Urban energy transition in Kenya

As a part of New Global research, Erika Forstén recently finished her master’s thesis on urban energy transitions in emerging markets. The aim of the thesis was to identify the main urban energy challenges and barriers for the transition to a sustainable urban energy system in Nairobi. A literature review was conducted on socio-technical transitions in urban energy systems along with the challenges and barriers associated with them. The empirical data for the qualitative case study was collected mainly through semi-structured interviews during a field research period.

Over a half of all electricity generated in Kenya is consumed in Nairobi, where the urban population and its energy needs are increasing. The study found that the main urban energy challenges in Nairobi are the unreliability and inefficiency of electricity supply, high cost of electricity and pollution resulting from the use of unsustainable fuels. Barriers hindering the transition to sustainable urban energy include insufficient institutional capacity at the urban level, low awareness and availability of information on renewable energy and energy efficiency, lack of suitable financing mechanisms and lack of collaboration and communication between key stakeholders.

– Further research on the topic should increase understanding on how to overcome the urban energy challenges and provide modern energy services for increasing urban populations in Kenya and other emerging countries in a sustainable manner, says Erika Forstén.
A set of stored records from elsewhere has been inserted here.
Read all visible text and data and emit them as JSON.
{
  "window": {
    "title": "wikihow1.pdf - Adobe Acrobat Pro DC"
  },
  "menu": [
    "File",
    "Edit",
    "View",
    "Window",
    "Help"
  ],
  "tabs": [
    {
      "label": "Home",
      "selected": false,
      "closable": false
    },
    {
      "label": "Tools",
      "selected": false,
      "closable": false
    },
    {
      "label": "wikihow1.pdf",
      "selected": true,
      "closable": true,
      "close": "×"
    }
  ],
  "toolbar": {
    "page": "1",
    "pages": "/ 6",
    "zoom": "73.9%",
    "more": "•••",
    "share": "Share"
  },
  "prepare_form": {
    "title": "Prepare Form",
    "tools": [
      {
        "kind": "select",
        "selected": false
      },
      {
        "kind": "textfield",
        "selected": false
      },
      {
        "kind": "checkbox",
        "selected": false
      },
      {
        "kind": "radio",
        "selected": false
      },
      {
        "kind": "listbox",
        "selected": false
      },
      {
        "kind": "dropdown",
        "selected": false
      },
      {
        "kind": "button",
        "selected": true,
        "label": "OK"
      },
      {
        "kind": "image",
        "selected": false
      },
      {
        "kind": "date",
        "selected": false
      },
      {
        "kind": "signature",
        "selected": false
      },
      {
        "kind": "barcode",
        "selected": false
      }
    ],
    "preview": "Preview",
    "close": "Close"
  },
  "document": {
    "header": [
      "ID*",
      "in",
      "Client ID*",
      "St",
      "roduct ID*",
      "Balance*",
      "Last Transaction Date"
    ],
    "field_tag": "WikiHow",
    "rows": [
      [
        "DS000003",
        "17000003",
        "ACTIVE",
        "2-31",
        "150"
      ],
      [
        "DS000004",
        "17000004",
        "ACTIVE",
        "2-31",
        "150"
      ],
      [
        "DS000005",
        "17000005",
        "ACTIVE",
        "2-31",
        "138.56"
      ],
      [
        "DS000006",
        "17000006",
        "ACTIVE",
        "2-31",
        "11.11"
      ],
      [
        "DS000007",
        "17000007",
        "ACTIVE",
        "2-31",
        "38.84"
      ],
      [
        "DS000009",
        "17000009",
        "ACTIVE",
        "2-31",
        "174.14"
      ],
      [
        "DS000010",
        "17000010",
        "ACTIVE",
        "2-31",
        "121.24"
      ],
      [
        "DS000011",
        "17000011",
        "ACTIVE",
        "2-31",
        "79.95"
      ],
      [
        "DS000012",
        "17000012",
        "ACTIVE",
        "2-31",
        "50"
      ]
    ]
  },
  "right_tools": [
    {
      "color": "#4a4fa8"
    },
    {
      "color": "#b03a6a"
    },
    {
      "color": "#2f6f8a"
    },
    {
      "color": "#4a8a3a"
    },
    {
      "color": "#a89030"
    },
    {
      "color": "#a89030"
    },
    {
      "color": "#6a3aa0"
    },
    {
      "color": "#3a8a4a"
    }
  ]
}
This is critical as energy is not only the largest single contributor to global climate change, but also a critical driver of socio-economic development in emerging countries. Future growth of global energy demand will predominantly come from cities in developing and emerging countries, while Sub-Saharan Africa is among the most rapidly urbanising regions of the world, which also experiences the lowest levels of access to electricity.